Last October saw the release of a widely anticipated album from a producer who made his claim to fame from not giving a [email protected] or sh!t. Los Angeles native and twenty-seven year old Dillon Francis took a massive leap from releasing only remixes, singles, and EPs by completing a twelve-track album crossing Dillon over as a fool making music into a versatile musician. With Money Sucks, Friends Rule, fans are treated to a sundry selection of both meaningful music (“We Are Impossible” with The Presets) and jocular tunes (“Not Butter”). Maybe the general population may find it difficult to find what makes Dillon and his music tick, but the people who have gone to his shows and bought his records know fundamentally and precisely where the music comes from.

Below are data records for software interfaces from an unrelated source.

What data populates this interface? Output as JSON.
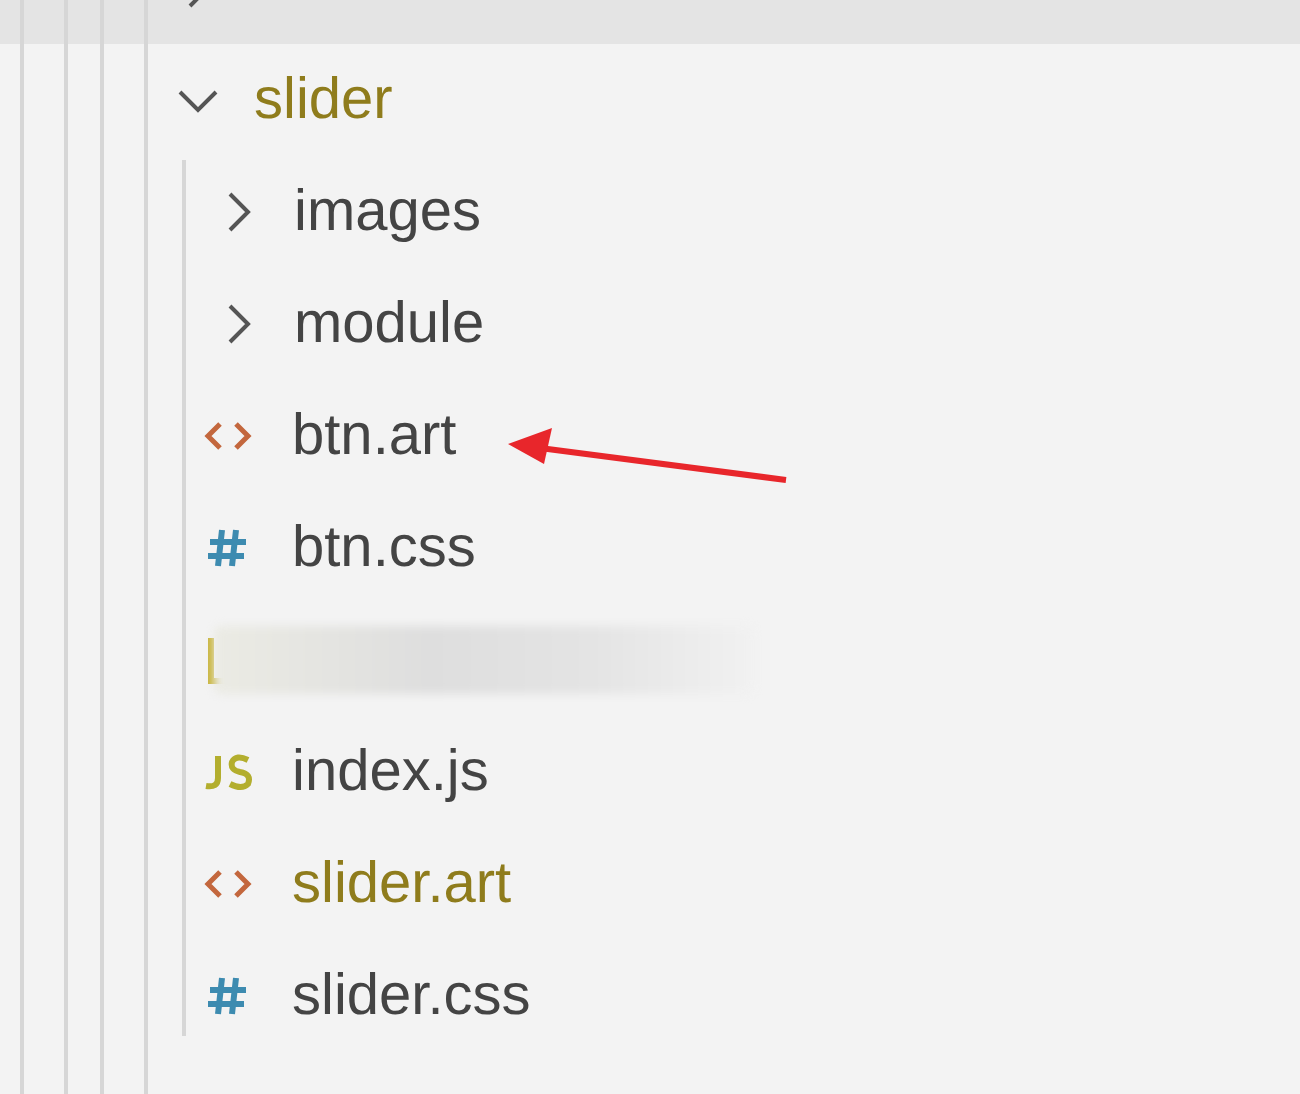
{
  "tree": [
    {
      "kind": "folder",
      "expanded": false,
      "hovered": true
    },
    {
      "kind": "folder",
      "label": "slider",
      "expanded": true,
      "modified": true,
      "hovered": false,
      "children": [
        {
          "kind": "folder",
          "label": "images",
          "expanded": false,
          "modified": false,
          "hovered": false
        },
        {
          "kind": "folder",
          "label": "module",
          "expanded": false,
          "modified": false,
          "hovered": false
        },
        {
          "kind": "art",
          "label": "btn.art",
          "modified": false,
          "hovered": false
        },
        {
          "kind": "css",
          "label": "btn.css",
          "modified": false,
          "hovered": false
        },
        {
          "kind": "redacted",
          "hovered": false
        },
        {
          "kind": "js",
          "label": "index.js",
          "modified": false,
          "hovered": false
        },
        {
          "kind": "art",
          "label": "slider.art",
          "modified": true,
          "hovered": false
        },
        {
          "kind": "css",
          "label": "slider.css",
          "modified": false,
          "hovered": false
        }
      ]
    }
  ]
}
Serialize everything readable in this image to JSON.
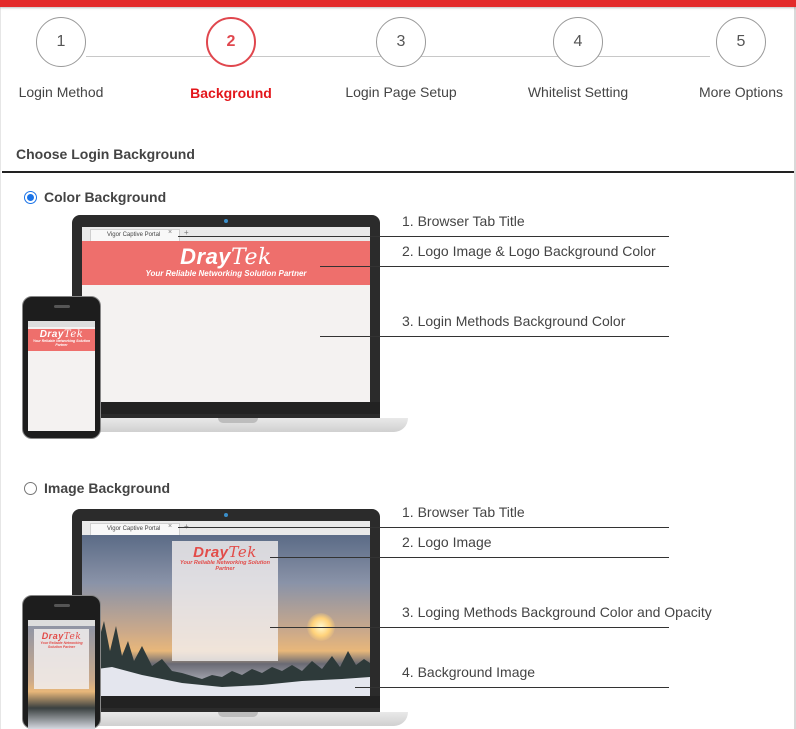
{
  "steps": [
    {
      "number": "1",
      "label": "Login Method",
      "active": false
    },
    {
      "number": "2",
      "label": "Background",
      "active": true
    },
    {
      "number": "3",
      "label": "Login Page Setup",
      "active": false
    },
    {
      "number": "4",
      "label": "Whitelist Setting",
      "active": false
    },
    {
      "number": "5",
      "label": "More Options",
      "active": false
    }
  ],
  "section": {
    "title": "Choose Login Background"
  },
  "options": {
    "color": {
      "label": "Color Background",
      "selected": true,
      "preview": {
        "tab_title": "Vigor Captive Portal",
        "logo_main": "Dray",
        "logo_tail": "Tek",
        "slogan": "Your Reliable Networking Solution Partner"
      },
      "callouts": [
        "1. Browser Tab Title",
        "2. Logo Image & Logo Background Color",
        "3. Login Methods Background Color"
      ]
    },
    "image": {
      "label": "Image Background",
      "selected": false,
      "preview": {
        "tab_title": "Vigor Captive Portal",
        "logo_main": "Dray",
        "logo_tail": "Tek",
        "slogan": "Your Reliable Networking Solution Partner"
      },
      "callouts": [
        "1. Browser Tab Title",
        "2. Logo Image",
        "3. Loging Methods Background Color and Opacity",
        "4. Background Image"
      ]
    }
  },
  "colors": {
    "accent": "#e3161b",
    "active_step_ring": "#e0474e",
    "logo_band": "#ee6f6c",
    "radio_selected": "#1a73e8"
  }
}
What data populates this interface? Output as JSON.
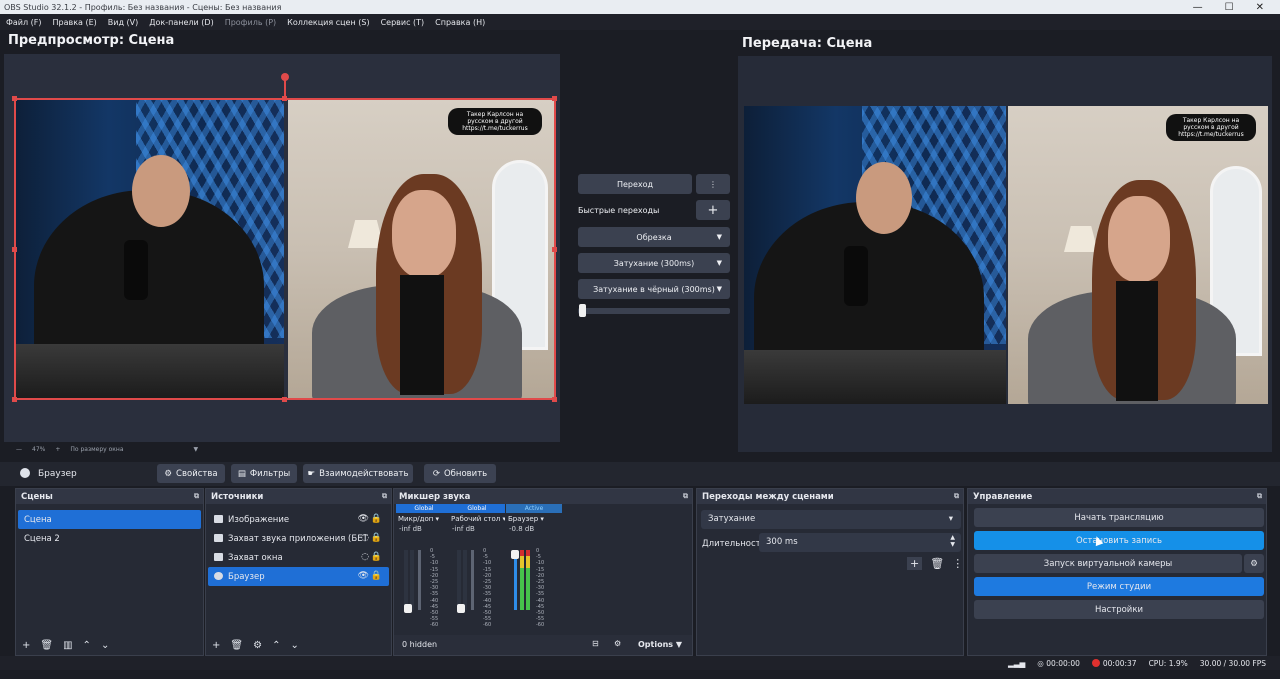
{
  "window": {
    "title": "OBS Studio 32.1.2 - Профиль: Без названия - Сцены: Без названия"
  },
  "menu": [
    {
      "label": "Файл (F)",
      "enabled": true
    },
    {
      "label": "Правка (E)",
      "enabled": true
    },
    {
      "label": "Вид (V)",
      "enabled": true
    },
    {
      "label": "Док-панели (D)",
      "enabled": true
    },
    {
      "label": "Профиль (P)",
      "enabled": false
    },
    {
      "label": "Коллекция сцен (S)",
      "enabled": true
    },
    {
      "label": "Сервис (T)",
      "enabled": true
    },
    {
      "label": "Справка (H)",
      "enabled": true
    }
  ],
  "preview": {
    "title": "Предпросмотр: Сцена",
    "zoom": "47%",
    "fit_label": "По размеру окна"
  },
  "program": {
    "title": "Передача: Сцена"
  },
  "overlay_caption": "Такер Карлсон на русском в другой https://t.me/tuckerrus",
  "transitions_center": {
    "transition_button": "Переход",
    "quick_label": "Быстрые переходы",
    "items": [
      "Обрезка",
      "Затухание (300ms)",
      "Затухание в чёрный (300ms)"
    ],
    "slider_value": 0
  },
  "source_toolbar": {
    "name": "Браузер",
    "properties": "Свойства",
    "filters": "Фильтры",
    "interact": "Взаимодействовать",
    "refresh": "Обновить"
  },
  "scenes": {
    "title": "Сцены",
    "items": [
      "Сцена",
      "Сцена 2"
    ],
    "selected": 0
  },
  "sources": {
    "title": "Источники",
    "items": [
      {
        "label": "Изображение",
        "visible": true,
        "selected": false
      },
      {
        "label": "Захват звука приложения (БЕТ",
        "visible": false,
        "selected": false
      },
      {
        "label": "Захват окна",
        "visible": false,
        "selected": false
      },
      {
        "label": "Браузер",
        "visible": true,
        "selected": true
      }
    ]
  },
  "mixer": {
    "title": "Микшер звука",
    "channels": [
      {
        "tag": "Global",
        "name": "Микр/доп",
        "db": "-inf dB",
        "level": 0,
        "muted": true
      },
      {
        "tag": "Global",
        "name": "Рабочий стол",
        "db": "-inf dB",
        "level": 0,
        "muted": true
      },
      {
        "tag": "Active",
        "name": "Браузер",
        "db": "-0.8 dB",
        "level": 0.92,
        "muted": false
      }
    ],
    "scale": [
      "0",
      "-5",
      "-10",
      "-15",
      "-20",
      "-25",
      "-30",
      "-35",
      "-40",
      "-45",
      "-50",
      "-55",
      "-60"
    ],
    "hidden": "0 hidden",
    "options": "Options"
  },
  "scene_transitions": {
    "title": "Переходы между сценами",
    "type": "Затухание",
    "duration_label": "Длительность",
    "duration": "300 ms"
  },
  "controls": {
    "title": "Управление",
    "start_stream": "Начать трансляцию",
    "stop_record": "Остановить запись",
    "virtual_cam": "Запуск виртуальной камеры",
    "studio": "Режим студии",
    "settings": "Настройки"
  },
  "status": {
    "stream_time": "00:00:00",
    "rec_time": "00:00:37",
    "cpu": "CPU: 1.9%",
    "fps": "30.00 / 30.00 FPS"
  },
  "colors": {
    "accent": "#1e7ae0",
    "selection": "#e04a4a",
    "panel": "#262a35"
  }
}
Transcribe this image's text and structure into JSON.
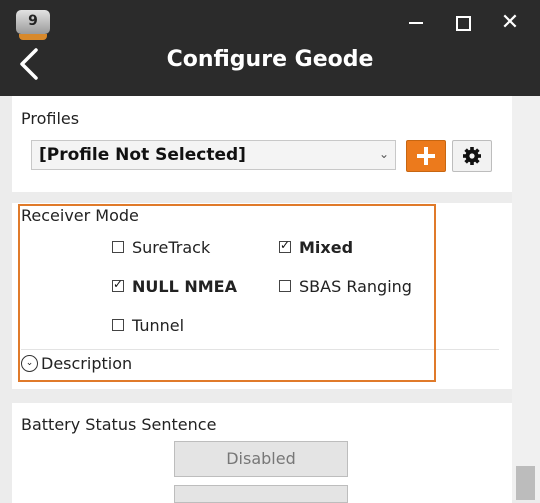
{
  "window": {
    "app_icon_label": "9",
    "title": "Configure Geode"
  },
  "profiles": {
    "label": "Profiles",
    "selected": "[Profile Not Selected]"
  },
  "receiver_mode": {
    "label": "Receiver Mode",
    "options": [
      {
        "label": "SureTrack",
        "checked": false
      },
      {
        "label": "Mixed",
        "checked": true
      },
      {
        "label": "NULL NMEA",
        "checked": true
      },
      {
        "label": "SBAS Ranging",
        "checked": false
      },
      {
        "label": "Tunnel",
        "checked": false
      }
    ],
    "description_label": "Description"
  },
  "battery": {
    "label": "Battery Status Sentence",
    "button_label": "Disabled"
  },
  "colors": {
    "accent": "#ec7a1c",
    "titlebar": "#2b2b2b",
    "highlight": "#e07a2a"
  }
}
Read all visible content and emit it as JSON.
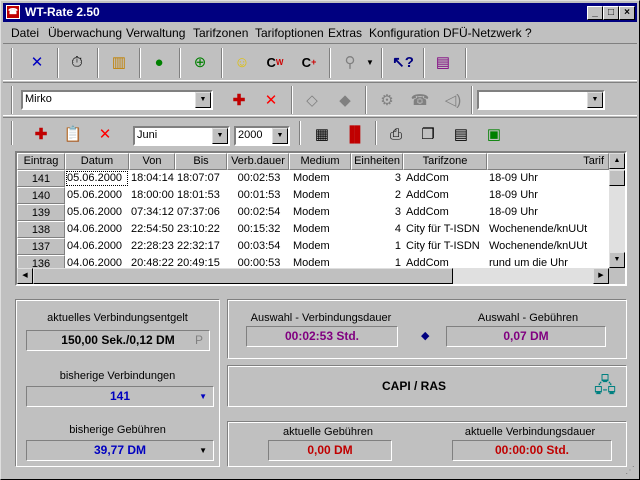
{
  "window": {
    "title": "WT-Rate 2.50"
  },
  "menu": [
    "Datei",
    "Überwachung",
    "Verwaltung",
    "Tarifzonen",
    "Tarifoptionen",
    "Extras",
    "Konfiguration",
    "DFÜ-Netzwerk",
    "?"
  ],
  "toolbar2": {
    "user_value": "Mirko",
    "second_value": ""
  },
  "toolbar3": {
    "month_value": "Juni",
    "year_value": "2000"
  },
  "table": {
    "headers": [
      "Eintrag",
      "Datum",
      "Von",
      "Bis",
      "Verb.dauer",
      "Medium",
      "Einheiten",
      "Tarifzone",
      "Tarif"
    ],
    "rows": [
      [
        "141",
        "05.06.2000",
        "18:04:14",
        "18:07:07",
        "00:02:53",
        "Modem",
        "3",
        "AddCom",
        "18-09 Uhr"
      ],
      [
        "140",
        "05.06.2000",
        "18:00:00",
        "18:01:53",
        "00:01:53",
        "Modem",
        "2",
        "AddCom",
        "18-09 Uhr"
      ],
      [
        "139",
        "05.06.2000",
        "07:34:12",
        "07:37:06",
        "00:02:54",
        "Modem",
        "3",
        "AddCom",
        "18-09 Uhr"
      ],
      [
        "138",
        "04.06.2000",
        "22:54:50",
        "23:10:22",
        "00:15:32",
        "Modem",
        "4",
        "City für T-ISDN",
        "Wochenende/knUUt"
      ],
      [
        "137",
        "04.06.2000",
        "22:28:23",
        "22:32:17",
        "00:03:54",
        "Modem",
        "1",
        "City für T-ISDN",
        "Wochenende/knUUt"
      ],
      [
        "136",
        "04.06.2000",
        "20:48:22",
        "20:49:15",
        "00:00:53",
        "Modem",
        "1",
        "AddCom",
        "rund um die Uhr"
      ]
    ]
  },
  "left": {
    "fee_label": "aktuelles Verbindungsentgelt",
    "fee_value": "150,00 Sek./0,12 DM",
    "fee_badge": "P",
    "conn_label": "bisherige Verbindungen",
    "conn_value": "141",
    "fees_label": "bisherige Gebühren",
    "fees_value": "39,77 DM"
  },
  "right": {
    "sel_duration_label": "Auswahl - Verbindungsdauer",
    "sel_duration_value": "00:02:53 Std.",
    "sel_fees_label": "Auswahl - Gebühren",
    "sel_fees_value": "0,07 DM",
    "capi_label": "CAPI / RAS",
    "cur_fees_label": "aktuelle Gebühren",
    "cur_fees_value": "0,00 DM",
    "cur_duration_label": "aktuelle Verbindungsdauer",
    "cur_duration_value": "00:00:00 Std."
  }
}
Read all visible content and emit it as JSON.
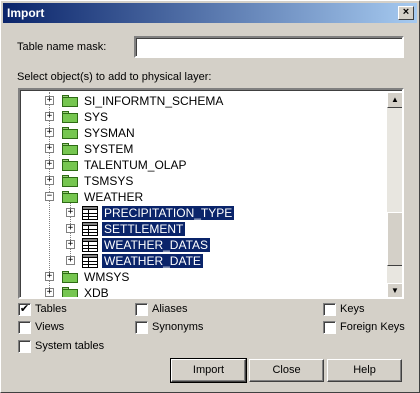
{
  "window": {
    "title": "Import",
    "close_glyph": "×"
  },
  "mask": {
    "label": "Table name mask:",
    "value": ""
  },
  "tree_label": "Select object(s) to add to physical layer:",
  "tree": [
    {
      "label": "SI_INFORMTN_SCHEMA",
      "expander": "+",
      "selected": false
    },
    {
      "label": "SYS",
      "expander": "+",
      "selected": false
    },
    {
      "label": "SYSMAN",
      "expander": "+",
      "selected": false
    },
    {
      "label": "SYSTEM",
      "expander": "+",
      "selected": false
    },
    {
      "label": "TALENTUM_OLAP",
      "expander": "+",
      "selected": false
    },
    {
      "label": "TSMSYS",
      "expander": "+",
      "selected": false
    },
    {
      "label": "WEATHER",
      "expander": "−",
      "selected": false
    },
    {
      "label": "PRECIPITATION_TYPE",
      "expander": "+",
      "selected": true
    },
    {
      "label": "SETTLEMENT",
      "expander": "+",
      "selected": true
    },
    {
      "label": "WEATHER_DATAS",
      "expander": "+",
      "selected": true
    },
    {
      "label": "WEATHER_DATE",
      "expander": "+",
      "selected": true
    },
    {
      "label": "WMSYS",
      "expander": "+",
      "selected": false
    },
    {
      "label": "XDB",
      "expander": "+",
      "selected": false
    }
  ],
  "scroll": {
    "up_glyph": "▲",
    "down_glyph": "▼"
  },
  "options": {
    "tables": {
      "label": "Tables",
      "checked": true
    },
    "views": {
      "label": "Views",
      "checked": false
    },
    "system_tables": {
      "label": "System tables",
      "checked": false
    },
    "aliases": {
      "label": "Aliases",
      "checked": false
    },
    "synonyms": {
      "label": "Synonyms",
      "checked": false
    },
    "keys": {
      "label": "Keys",
      "checked": false
    },
    "foreign_keys": {
      "label": "Foreign Keys",
      "checked": false
    },
    "check_glyph": "✔"
  },
  "buttons": {
    "import": "Import",
    "close": "Close",
    "help": "Help"
  },
  "colors": {
    "selection": "#0a246a",
    "title_start": "#0a246a",
    "title_end": "#a6caf0"
  }
}
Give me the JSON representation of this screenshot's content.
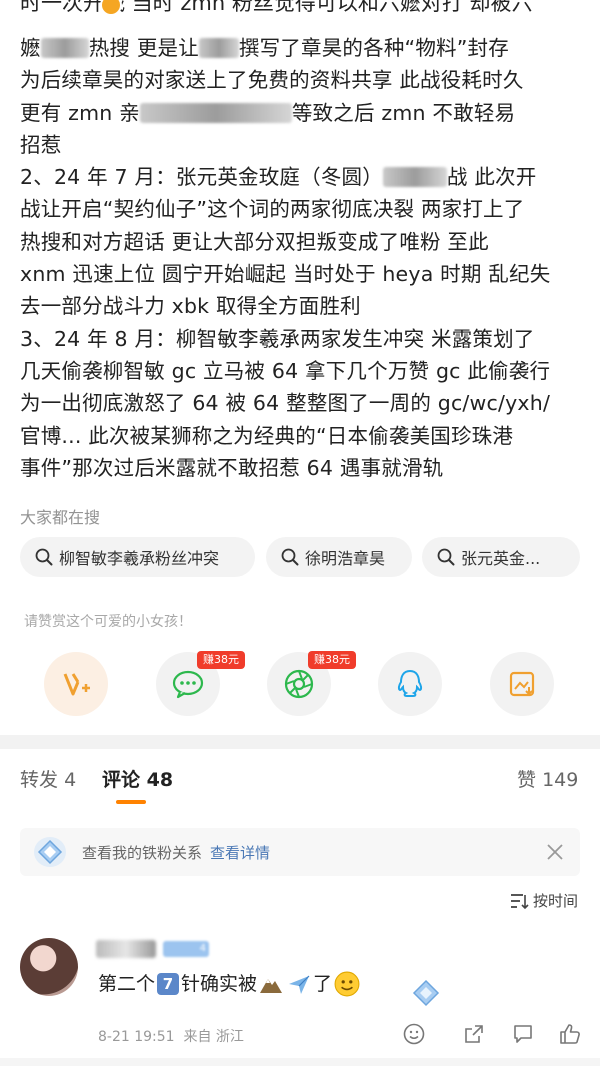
{
  "post": {
    "cut_line": "时一次开战 当时 zmn 粉丝觉得可以和六嬷对打 却被六",
    "line1a": "嬷",
    "line1b": "热搜 更是让",
    "line1c": "撰写了章昊的各种“物料”封存",
    "line2": "为后续章昊的对家送上了免费的资料共享 此战役耗时久",
    "line3a": "更有 zmn 亲",
    "line3b": "等致之后 zmn 不敢轻易",
    "line4": "招惹",
    "line5a": "2、24 年 7 月：张元英金玫庭（冬圆）",
    "line5b": "战 此次开",
    "line6": "战让开启“契约仙子”这个词的两家彻底决裂 两家打上了",
    "line7": "热搜和对方超话 更让大部分双担叛变成了唯粉 至此",
    "line8": "xnm 迅速上位 圆宁开始崛起 当时处于 heya 时期 乱纪失",
    "line9": "去一部分战斗力 xbk 取得全方面胜利",
    "line10": "3、24 年 8 月：柳智敏李羲承两家发生冲突 米露策划了",
    "line11": "几天偷袭柳智敏 gc 立马被 64 拿下几个万赞 gc 此偷袭行",
    "line12": "为一出彻底激怒了 64 被 64 整整图了一周的 gc/wc/yxh/",
    "line13": "官博... 此次被某狮称之为经典的“日本偷袭美国珍珠港",
    "line14": "事件”那次过后米露就不敢招惹 64 遇事就滑轨"
  },
  "trending": {
    "label": "大家都在搜",
    "items": [
      "柳智敏李羲承粉丝冲突",
      "徐明浩章昊",
      "张元英金..."
    ]
  },
  "tip": {
    "label": "请赞赏这个可爱的小女孩！",
    "earn_badge_1": "赚38元",
    "earn_badge_2": "赚38元"
  },
  "tabs": {
    "repost_label": "转发",
    "repost_count": "4",
    "comment_label": "评论",
    "comment_count": "48",
    "like_label": "赞",
    "like_count": "149"
  },
  "fan_notice": {
    "text": "查看我的铁粉关系",
    "link": "查看详情"
  },
  "sort_label": "按时间",
  "comment": {
    "badge_level": "4",
    "text_a": "第二个",
    "text_b": "针确实被",
    "text_c": "了",
    "num_badge": "7",
    "date": "8-21 19:51",
    "source": "来自 浙江"
  },
  "colors": {
    "accent": "#ff8200",
    "link": "#4a78b5",
    "earn_red": "#f03c2b"
  },
  "icons": [
    "search-icon",
    "v-plus-icon",
    "wechat-icon",
    "moments-icon",
    "qq-icon",
    "save-image-icon",
    "diamond-icon",
    "close-icon",
    "sort-icon",
    "emoji-icon",
    "share-icon",
    "comment-icon",
    "like-icon"
  ]
}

I can understand that to the average ear, this album appears to be silly. From the chopped artwork, interesting song titles, and overall manner, Dillon Francis presents to audiences the idea that he is a living, breathing meme. Prior to the album, songs like “Bootleg Fireworks (Burnin’ Up)”, “Masta Blasta (THE REBIRTH)”, and “Messages” were accompanied with outrageous music videos that are comically entertaining while mirroring the man’s behavior on social media and the Internet. Whether he is “going von deeper” as DJ Hanzel, making bad music as DJ Rich AF, pushing the rave agenda as Rave Dad, stopping racism as Treva, picking up women as Greg, or getting a new doggy as Becky, Mr. Francis has proven that he can have more fun with five minutes and a cell phone than most people do on an average day. Even his latest video for the first single on the album shows him goofing about with his friends. Anyone who pays attention can see that Dillon Francis is not a rebel clowning around, but a clown who rebels into polar directions for himself and his fan base.
Much like his previous material, the album presents plenty of tunes for every kind of music fan. If you want to express fist-pumping action while jumping, tune into tracks such as “Set Me Free” with Martin Garrix “What’s That Spell” with TJR, and “Get Low” with DJ Snake. If you want something more calming to listen to on a “Drunk All The Time” with Simon Lord and “Love In The Middle Of A Firefight” with Brendon Urie of Panic! At The Disco. Even if you want a sublime blend of that, songs like “Hurricane” with Lily Elise and “When We Were Young” with Sultan + Ned Shepard and The Chain Gang Of 1974. It brings together the moombahton-style that made him big, the trap music he followed up with for crazy sets, the electro house he has recently broke into, and the groovy electronica pieces to give us a full idea of what Dillon Francis is fully capable of with some help from some friends. It may not be an album where you step into a mystical journey transcending time and space nor will it be the album that goes quadruple platinum over the year, but MSFR takes its audience from the mundane everyday and into the house party down the block this weekend. If you don’t like the party, then go home.